[Available data]
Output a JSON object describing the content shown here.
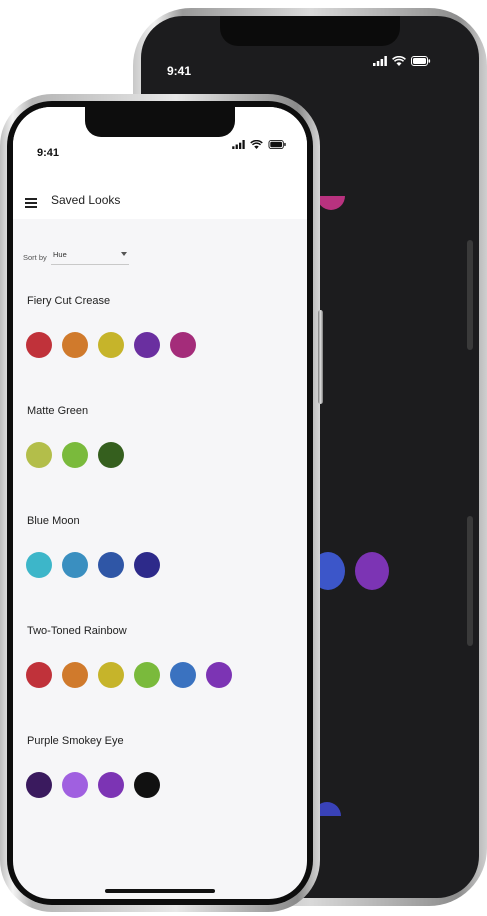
{
  "back_phone": {
    "status_time": "9:41",
    "visible_dots": [
      "#b8327f",
      "#3c56c9",
      "#7c34b4",
      "#3942b8"
    ]
  },
  "front_phone": {
    "status_time": "9:41",
    "status_icons": [
      "cellular-signal-icon",
      "wifi-icon",
      "battery-icon"
    ],
    "header": {
      "title": "Saved Looks",
      "menu_icon": "hamburger-menu-icon"
    },
    "sort": {
      "label": "Sort by",
      "value": "Hue"
    },
    "looks": [
      {
        "name": "Fiery Cut Crease",
        "colors": [
          "#c0323a",
          "#d07a2c",
          "#c6b42a",
          "#6a2fa0",
          "#a42c7a"
        ]
      },
      {
        "name": "Matte Green",
        "colors": [
          "#b3be4a",
          "#7aba3c",
          "#355f1e"
        ]
      },
      {
        "name": "Blue Moon",
        "colors": [
          "#3db6c9",
          "#3a8fc0",
          "#2f56a6",
          "#2d2a8a"
        ]
      },
      {
        "name": "Two-Toned Rainbow",
        "colors": [
          "#c0323a",
          "#d07a2c",
          "#c6b42a",
          "#7aba3c",
          "#3a72c0",
          "#7c34b4"
        ]
      },
      {
        "name": "Purple Smokey Eye",
        "colors": [
          "#3a1a5e",
          "#a060e0",
          "#7c34b4",
          "#111111"
        ]
      }
    ]
  }
}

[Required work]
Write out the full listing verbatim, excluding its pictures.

[Result of the task]
Output a JSON object describing the content shown here.
{
  "back_phone": {
    "status_time": "9:41",
    "visible_dots": [
      "#b8327f",
      "#3c56c9",
      "#7c34b4",
      "#3942b8"
    ]
  },
  "front_phone": {
    "status_time": "9:41",
    "status_icons": [
      "cellular-signal-icon",
      "wifi-icon",
      "battery-icon"
    ],
    "header": {
      "title": "Saved Looks",
      "menu_icon": "hamburger-menu-icon"
    },
    "sort": {
      "label": "Sort by",
      "value": "Hue"
    },
    "looks": [
      {
        "name": "Fiery Cut Crease",
        "colors": [
          "#c0323a",
          "#d07a2c",
          "#c6b42a",
          "#6a2fa0",
          "#a42c7a"
        ]
      },
      {
        "name": "Matte Green",
        "colors": [
          "#b3be4a",
          "#7aba3c",
          "#355f1e"
        ]
      },
      {
        "name": "Blue Moon",
        "colors": [
          "#3db6c9",
          "#3a8fc0",
          "#2f56a6",
          "#2d2a8a"
        ]
      },
      {
        "name": "Two-Toned Rainbow",
        "colors": [
          "#c0323a",
          "#d07a2c",
          "#c6b42a",
          "#7aba3c",
          "#3a72c0",
          "#7c34b4"
        ]
      },
      {
        "name": "Purple Smokey Eye",
        "colors": [
          "#3a1a5e",
          "#a060e0",
          "#7c34b4",
          "#111111"
        ]
      }
    ]
  }
}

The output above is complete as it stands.